**About this exercise**:
From the entries below, count the lines holding the word "chevron" and give nothing but the number.

**Exercise inputs**:

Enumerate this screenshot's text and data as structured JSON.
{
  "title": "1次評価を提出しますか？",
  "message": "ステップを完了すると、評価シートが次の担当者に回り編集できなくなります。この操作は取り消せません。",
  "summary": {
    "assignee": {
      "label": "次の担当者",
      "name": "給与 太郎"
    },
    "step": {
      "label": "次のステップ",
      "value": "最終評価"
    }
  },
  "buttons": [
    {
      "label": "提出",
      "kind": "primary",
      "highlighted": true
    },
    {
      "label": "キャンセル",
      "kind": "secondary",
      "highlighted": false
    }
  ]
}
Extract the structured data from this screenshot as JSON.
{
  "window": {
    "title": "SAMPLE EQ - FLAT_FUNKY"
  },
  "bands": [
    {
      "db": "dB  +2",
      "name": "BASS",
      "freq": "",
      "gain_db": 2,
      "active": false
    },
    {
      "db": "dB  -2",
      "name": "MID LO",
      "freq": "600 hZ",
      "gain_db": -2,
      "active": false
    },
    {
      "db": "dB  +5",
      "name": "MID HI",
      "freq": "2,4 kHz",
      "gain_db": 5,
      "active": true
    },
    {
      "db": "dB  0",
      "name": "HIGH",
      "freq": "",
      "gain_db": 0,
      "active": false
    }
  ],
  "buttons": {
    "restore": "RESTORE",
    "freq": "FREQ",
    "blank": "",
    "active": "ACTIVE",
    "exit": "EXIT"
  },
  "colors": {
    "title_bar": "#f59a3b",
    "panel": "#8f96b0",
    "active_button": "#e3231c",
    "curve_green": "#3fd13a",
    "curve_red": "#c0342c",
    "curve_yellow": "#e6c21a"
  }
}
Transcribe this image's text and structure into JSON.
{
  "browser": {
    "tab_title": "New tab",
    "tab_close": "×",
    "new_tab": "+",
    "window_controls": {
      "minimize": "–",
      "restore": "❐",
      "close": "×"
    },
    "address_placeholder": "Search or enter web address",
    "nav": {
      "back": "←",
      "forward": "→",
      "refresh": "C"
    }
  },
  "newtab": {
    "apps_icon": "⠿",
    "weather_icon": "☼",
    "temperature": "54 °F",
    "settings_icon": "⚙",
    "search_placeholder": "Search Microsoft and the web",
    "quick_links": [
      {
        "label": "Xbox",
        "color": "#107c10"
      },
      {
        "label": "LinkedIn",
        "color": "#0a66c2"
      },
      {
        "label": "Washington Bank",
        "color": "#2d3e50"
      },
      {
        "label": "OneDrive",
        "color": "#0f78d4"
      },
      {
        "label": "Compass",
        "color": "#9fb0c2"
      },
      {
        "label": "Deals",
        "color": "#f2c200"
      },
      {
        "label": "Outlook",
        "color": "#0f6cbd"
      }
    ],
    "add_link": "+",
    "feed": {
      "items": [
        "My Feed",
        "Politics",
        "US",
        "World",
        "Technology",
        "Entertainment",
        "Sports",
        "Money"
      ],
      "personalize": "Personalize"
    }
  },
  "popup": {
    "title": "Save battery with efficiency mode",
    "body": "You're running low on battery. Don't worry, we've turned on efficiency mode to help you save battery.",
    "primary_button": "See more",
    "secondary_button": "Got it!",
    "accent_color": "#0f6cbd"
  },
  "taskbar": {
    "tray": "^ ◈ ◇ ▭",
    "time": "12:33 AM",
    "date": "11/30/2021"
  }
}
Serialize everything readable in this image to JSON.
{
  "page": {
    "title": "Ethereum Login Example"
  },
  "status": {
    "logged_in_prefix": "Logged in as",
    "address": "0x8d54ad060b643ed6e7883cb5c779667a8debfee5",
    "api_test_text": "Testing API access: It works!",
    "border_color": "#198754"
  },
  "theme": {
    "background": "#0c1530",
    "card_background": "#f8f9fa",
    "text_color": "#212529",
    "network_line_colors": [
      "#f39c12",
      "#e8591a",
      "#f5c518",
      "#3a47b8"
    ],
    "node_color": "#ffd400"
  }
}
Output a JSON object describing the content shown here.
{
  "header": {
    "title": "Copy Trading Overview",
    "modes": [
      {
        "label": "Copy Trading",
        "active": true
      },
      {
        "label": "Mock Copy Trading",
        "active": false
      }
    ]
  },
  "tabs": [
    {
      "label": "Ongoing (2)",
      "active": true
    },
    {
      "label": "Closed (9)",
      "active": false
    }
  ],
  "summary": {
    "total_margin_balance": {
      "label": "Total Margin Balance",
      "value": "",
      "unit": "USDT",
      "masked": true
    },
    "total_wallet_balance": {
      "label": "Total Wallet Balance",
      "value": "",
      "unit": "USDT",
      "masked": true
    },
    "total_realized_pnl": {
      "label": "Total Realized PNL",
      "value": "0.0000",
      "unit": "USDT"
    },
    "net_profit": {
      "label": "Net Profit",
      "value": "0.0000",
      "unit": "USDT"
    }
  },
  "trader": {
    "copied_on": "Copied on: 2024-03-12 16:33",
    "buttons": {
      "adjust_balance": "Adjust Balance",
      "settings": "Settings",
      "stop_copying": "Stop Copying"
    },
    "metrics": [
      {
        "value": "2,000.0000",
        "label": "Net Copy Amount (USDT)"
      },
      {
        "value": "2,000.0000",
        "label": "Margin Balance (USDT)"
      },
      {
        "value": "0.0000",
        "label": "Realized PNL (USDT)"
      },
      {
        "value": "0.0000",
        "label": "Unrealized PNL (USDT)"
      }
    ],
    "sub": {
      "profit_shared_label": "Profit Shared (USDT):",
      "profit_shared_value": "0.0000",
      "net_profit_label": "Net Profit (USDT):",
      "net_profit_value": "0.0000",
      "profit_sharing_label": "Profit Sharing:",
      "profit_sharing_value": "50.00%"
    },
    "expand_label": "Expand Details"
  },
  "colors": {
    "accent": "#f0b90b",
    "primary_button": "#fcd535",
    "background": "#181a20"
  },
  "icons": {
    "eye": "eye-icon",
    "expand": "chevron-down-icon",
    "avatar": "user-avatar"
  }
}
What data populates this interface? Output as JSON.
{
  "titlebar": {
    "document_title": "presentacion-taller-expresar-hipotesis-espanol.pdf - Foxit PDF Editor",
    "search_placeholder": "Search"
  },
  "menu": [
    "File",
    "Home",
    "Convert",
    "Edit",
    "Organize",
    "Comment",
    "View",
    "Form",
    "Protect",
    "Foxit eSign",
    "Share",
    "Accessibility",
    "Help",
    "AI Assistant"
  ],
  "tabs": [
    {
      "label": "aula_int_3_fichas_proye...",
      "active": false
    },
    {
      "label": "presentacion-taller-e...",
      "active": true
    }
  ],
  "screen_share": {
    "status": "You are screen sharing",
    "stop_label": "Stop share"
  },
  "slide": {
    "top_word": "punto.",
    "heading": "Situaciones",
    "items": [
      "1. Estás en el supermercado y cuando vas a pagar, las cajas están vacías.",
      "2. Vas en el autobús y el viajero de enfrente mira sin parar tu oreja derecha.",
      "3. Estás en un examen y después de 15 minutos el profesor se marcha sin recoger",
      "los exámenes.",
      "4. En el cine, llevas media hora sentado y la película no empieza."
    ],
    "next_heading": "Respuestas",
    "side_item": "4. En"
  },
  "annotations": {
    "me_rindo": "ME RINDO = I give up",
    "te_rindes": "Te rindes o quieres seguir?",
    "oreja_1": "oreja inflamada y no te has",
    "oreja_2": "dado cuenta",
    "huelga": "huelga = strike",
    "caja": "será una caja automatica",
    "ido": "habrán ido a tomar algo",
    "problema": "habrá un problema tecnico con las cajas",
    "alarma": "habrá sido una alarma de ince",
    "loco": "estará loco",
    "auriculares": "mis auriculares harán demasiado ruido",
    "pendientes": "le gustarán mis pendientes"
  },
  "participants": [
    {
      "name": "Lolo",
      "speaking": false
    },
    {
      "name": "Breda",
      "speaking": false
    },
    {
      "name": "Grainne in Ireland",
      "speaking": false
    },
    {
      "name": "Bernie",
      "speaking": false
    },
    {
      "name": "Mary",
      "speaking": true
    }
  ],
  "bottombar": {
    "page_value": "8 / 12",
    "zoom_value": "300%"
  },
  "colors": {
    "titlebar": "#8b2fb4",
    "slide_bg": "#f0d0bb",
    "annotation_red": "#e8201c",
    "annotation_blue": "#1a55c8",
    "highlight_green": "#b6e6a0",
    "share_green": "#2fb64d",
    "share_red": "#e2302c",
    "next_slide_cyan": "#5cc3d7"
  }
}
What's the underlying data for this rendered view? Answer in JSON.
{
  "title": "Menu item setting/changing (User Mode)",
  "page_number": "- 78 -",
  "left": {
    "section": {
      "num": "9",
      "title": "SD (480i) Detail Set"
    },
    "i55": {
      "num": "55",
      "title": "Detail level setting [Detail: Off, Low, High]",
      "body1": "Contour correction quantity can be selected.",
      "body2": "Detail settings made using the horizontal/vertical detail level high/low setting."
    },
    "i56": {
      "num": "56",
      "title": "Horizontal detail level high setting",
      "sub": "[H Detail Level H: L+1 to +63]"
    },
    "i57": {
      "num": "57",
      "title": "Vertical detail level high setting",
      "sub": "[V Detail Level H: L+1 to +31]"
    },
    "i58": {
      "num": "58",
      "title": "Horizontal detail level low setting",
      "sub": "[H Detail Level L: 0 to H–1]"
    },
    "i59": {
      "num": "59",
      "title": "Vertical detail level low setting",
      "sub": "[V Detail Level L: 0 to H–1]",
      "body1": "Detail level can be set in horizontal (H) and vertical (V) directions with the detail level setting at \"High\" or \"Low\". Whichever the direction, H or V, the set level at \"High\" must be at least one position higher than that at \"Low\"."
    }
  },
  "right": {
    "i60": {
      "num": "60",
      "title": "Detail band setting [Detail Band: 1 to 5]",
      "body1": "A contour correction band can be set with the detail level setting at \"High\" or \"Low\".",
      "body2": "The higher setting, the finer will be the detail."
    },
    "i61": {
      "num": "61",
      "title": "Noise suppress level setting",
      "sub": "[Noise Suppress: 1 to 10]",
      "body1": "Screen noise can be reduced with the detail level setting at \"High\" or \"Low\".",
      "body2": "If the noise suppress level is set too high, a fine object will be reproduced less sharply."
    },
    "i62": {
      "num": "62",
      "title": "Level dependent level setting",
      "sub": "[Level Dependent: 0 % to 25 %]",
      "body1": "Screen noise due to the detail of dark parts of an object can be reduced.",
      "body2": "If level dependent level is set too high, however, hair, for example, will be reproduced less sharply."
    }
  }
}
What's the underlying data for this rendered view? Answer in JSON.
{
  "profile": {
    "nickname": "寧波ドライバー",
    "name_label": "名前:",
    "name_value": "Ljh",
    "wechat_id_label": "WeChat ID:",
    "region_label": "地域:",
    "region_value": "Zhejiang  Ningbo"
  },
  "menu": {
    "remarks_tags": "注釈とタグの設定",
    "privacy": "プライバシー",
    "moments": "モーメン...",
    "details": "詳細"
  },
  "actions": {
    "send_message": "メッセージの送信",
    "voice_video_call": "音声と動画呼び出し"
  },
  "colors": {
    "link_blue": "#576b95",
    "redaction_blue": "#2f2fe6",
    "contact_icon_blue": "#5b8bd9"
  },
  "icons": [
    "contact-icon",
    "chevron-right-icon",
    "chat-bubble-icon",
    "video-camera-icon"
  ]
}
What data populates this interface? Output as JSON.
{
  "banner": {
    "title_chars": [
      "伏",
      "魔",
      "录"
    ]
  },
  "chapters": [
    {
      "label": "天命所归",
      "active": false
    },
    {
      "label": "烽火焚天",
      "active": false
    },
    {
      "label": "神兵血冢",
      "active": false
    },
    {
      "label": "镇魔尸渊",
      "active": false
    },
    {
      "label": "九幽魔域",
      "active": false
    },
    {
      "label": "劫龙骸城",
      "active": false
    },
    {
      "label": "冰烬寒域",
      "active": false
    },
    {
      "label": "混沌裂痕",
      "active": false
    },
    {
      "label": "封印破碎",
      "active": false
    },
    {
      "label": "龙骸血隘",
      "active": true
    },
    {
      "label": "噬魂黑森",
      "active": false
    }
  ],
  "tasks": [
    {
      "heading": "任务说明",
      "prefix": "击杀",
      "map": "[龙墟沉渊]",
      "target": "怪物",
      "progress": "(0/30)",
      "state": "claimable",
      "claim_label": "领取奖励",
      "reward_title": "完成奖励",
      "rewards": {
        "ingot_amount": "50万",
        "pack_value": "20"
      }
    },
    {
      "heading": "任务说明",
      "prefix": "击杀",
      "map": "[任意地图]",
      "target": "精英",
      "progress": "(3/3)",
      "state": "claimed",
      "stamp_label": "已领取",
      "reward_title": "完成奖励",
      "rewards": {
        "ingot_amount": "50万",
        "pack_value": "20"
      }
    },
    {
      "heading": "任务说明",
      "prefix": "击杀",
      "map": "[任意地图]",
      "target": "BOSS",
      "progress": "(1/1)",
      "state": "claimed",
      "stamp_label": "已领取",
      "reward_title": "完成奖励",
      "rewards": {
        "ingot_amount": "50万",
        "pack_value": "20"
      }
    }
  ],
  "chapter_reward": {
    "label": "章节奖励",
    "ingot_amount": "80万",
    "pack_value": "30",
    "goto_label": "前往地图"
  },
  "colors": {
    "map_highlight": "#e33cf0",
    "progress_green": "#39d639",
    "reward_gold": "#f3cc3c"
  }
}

**Expected answer**:
2